Dataset rows for apps and sites:
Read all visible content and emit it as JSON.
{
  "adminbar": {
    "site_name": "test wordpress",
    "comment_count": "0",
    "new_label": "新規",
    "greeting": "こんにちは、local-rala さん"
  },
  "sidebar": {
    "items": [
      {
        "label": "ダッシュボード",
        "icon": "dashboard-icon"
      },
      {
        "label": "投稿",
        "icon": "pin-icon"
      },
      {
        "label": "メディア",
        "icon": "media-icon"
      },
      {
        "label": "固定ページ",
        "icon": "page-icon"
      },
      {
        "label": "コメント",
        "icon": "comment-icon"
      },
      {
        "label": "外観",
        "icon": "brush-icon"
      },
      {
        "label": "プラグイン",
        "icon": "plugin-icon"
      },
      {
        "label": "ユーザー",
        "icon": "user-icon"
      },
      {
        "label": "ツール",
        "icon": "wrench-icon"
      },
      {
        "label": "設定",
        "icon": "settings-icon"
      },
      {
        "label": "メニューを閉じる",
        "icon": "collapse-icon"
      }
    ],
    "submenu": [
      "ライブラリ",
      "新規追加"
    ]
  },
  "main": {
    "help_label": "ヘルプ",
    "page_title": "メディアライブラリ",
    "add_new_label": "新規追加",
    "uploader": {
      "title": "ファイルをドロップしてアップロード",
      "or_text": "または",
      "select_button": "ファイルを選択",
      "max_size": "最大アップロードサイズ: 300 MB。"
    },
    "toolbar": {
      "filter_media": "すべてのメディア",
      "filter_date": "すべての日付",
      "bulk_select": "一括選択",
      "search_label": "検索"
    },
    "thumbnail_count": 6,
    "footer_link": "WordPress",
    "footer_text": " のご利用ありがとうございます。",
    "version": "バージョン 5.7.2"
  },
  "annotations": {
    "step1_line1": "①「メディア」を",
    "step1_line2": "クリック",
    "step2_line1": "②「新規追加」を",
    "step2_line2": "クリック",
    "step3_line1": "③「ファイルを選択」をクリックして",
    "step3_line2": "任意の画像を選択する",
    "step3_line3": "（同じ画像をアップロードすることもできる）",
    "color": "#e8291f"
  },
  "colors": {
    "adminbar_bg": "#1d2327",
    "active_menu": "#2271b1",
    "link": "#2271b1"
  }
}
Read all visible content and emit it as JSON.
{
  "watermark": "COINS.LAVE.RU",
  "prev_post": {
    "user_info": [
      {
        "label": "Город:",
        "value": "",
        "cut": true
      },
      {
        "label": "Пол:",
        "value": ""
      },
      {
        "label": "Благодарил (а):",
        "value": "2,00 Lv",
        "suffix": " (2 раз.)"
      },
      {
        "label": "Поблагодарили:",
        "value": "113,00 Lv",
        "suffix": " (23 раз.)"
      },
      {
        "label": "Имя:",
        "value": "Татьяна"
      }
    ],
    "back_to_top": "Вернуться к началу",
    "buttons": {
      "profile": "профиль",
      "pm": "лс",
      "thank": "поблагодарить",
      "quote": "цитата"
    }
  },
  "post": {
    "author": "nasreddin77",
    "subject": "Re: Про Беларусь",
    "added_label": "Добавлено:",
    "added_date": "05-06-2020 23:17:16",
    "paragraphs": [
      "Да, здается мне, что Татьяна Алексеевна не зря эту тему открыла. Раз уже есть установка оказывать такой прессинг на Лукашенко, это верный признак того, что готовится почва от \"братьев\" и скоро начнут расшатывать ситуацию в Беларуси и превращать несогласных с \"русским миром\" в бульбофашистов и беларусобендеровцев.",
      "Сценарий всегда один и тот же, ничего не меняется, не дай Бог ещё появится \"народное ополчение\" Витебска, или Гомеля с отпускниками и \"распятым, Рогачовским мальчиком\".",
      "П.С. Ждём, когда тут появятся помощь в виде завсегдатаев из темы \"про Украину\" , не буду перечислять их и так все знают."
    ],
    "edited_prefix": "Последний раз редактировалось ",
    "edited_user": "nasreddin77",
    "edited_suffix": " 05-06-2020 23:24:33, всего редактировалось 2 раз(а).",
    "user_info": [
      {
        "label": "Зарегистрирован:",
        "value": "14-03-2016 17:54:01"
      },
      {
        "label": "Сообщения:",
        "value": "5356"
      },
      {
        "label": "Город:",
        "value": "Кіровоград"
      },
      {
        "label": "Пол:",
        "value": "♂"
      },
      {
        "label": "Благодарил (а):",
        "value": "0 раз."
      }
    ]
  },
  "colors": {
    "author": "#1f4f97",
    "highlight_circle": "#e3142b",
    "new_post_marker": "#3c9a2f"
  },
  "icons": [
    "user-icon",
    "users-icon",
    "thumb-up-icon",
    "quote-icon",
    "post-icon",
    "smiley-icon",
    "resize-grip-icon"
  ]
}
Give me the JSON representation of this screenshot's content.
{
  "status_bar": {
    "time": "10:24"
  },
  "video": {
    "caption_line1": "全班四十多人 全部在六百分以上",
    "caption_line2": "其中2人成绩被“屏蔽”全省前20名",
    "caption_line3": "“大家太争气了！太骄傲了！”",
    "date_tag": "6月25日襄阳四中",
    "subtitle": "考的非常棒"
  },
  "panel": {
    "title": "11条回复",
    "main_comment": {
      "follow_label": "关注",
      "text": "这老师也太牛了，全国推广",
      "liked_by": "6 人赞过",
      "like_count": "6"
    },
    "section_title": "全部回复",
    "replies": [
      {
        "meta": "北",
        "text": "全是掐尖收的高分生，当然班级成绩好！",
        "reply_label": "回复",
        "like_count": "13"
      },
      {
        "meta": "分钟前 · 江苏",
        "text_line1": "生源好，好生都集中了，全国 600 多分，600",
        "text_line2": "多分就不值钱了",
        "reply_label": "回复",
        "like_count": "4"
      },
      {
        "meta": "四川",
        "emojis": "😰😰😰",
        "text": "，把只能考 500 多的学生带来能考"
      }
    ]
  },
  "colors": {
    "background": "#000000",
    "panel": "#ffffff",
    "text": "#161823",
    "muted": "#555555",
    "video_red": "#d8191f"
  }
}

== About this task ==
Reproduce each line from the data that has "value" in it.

== Written response ==
        "value": "",
        "value": ""
        "value": "2,00 Lv",
        "value": "113,00 Lv",
        "value": "Татьяна"
        "value": "14-03-2016 17:54:01"
        "value": "5356"
        "value": "Кіровоград"
        "value": "♂"
        "value": "0 раз."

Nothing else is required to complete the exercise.